7. TRY THIS ON YOUR NEXT RIDE
If you’re bored with structured intervals at the end of a long season — or you hate the thought of anything that remotely resembles “training” — add some zip to your rides with random, unstructured strong efforts interspersed with easy pedaling.
The trick is to choose a “trigger” — something that launches a harder effort for 30 seconds or as much as 3-4 minutes.
You certainly don’t need to do this on every ride. Once or twice a week will give you beneficial intensity. Runners have trained with random efforts forever using the concept of “speed play” (also know by the Swedish term, fartlek).
A trigger can be anything. It’s fun to change it from one workout to the next.
For example, on one ride sprint for 20 seconds every time you’re passed by a red vehicle. On another ride, let a bluebird be the signal for a 4-minute time trial. Next week get out of the saddle and pour on the coals for the length of each guardrail along a climb.

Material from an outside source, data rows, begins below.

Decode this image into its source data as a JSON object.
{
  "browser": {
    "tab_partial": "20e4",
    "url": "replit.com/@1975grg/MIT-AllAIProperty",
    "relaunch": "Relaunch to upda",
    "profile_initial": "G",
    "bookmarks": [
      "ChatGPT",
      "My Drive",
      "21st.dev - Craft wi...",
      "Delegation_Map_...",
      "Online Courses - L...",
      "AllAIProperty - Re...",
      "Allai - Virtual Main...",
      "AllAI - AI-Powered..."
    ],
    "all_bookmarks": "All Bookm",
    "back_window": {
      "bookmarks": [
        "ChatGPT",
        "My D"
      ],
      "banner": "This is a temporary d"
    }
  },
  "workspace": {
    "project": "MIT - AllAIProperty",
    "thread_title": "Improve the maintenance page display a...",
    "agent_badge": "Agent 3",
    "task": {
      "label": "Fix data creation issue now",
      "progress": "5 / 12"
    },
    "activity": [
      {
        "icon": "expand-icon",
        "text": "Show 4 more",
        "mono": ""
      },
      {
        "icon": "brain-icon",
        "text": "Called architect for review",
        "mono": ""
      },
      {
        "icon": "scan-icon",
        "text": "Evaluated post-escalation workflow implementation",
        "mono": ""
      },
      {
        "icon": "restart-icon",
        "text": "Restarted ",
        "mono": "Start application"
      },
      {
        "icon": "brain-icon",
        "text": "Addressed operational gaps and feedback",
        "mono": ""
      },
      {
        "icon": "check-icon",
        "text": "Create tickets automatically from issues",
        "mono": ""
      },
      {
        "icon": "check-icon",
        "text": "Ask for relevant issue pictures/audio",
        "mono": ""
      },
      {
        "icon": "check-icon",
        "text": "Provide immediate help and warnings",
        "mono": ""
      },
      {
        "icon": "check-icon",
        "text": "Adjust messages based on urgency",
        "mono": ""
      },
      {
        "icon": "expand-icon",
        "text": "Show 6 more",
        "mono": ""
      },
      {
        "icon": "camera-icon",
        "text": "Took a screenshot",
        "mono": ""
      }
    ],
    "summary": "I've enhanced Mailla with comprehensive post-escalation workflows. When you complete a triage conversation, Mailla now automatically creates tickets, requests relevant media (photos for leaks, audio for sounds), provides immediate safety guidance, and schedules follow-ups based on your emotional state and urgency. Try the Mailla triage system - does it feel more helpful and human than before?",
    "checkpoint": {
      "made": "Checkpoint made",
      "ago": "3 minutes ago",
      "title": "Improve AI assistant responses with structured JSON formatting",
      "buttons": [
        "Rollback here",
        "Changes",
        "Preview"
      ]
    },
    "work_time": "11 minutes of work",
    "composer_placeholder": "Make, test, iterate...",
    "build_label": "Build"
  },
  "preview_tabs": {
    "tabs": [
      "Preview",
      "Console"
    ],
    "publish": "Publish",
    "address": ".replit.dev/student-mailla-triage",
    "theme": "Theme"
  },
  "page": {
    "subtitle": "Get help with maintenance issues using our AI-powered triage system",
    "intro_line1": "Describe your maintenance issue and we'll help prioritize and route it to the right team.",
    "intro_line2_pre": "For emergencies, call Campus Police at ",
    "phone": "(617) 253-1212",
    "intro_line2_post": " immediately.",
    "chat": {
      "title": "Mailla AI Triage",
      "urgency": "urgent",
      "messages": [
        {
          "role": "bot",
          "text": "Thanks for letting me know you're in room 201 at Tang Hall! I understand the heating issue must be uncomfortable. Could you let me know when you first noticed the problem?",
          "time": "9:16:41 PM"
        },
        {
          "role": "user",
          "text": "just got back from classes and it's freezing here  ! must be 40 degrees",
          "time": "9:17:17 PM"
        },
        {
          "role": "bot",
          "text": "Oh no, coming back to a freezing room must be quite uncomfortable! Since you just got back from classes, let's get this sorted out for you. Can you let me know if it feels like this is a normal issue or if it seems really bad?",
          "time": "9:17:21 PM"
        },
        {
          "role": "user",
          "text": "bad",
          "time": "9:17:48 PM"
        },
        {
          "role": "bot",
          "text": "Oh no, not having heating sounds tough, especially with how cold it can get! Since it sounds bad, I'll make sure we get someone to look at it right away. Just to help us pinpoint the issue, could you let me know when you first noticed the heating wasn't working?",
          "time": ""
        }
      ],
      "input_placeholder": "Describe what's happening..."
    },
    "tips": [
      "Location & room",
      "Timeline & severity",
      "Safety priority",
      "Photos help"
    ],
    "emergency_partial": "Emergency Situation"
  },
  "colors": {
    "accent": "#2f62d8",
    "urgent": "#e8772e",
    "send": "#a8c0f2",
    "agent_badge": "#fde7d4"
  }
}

With a little imagination you can come up with a whole repertoire of such triggers. Choose them based on their frequency on your usual training routes. For instance:
—Pickup trucks with gun racks
—Farm tractors working a field
—Certain animals such as cats, squirrels, bulls
—Green beer bottles
—Silos, windmills, ponds
—Speed limit signs
Make it fun and jam this way a few times on select rides. You’ll get beneficial training without the regimentation of intervals.
Once you feel the improvement, you may want to explore all the techniques and advantages of hammering. They’re detailed in “INTENSITY: How to Plan and Gauge Your Most Beneficial Training Efforts,” an eArticle by Coach John Hughes available in the RBR eBookstore
Republished by permission of RoadBikeRider.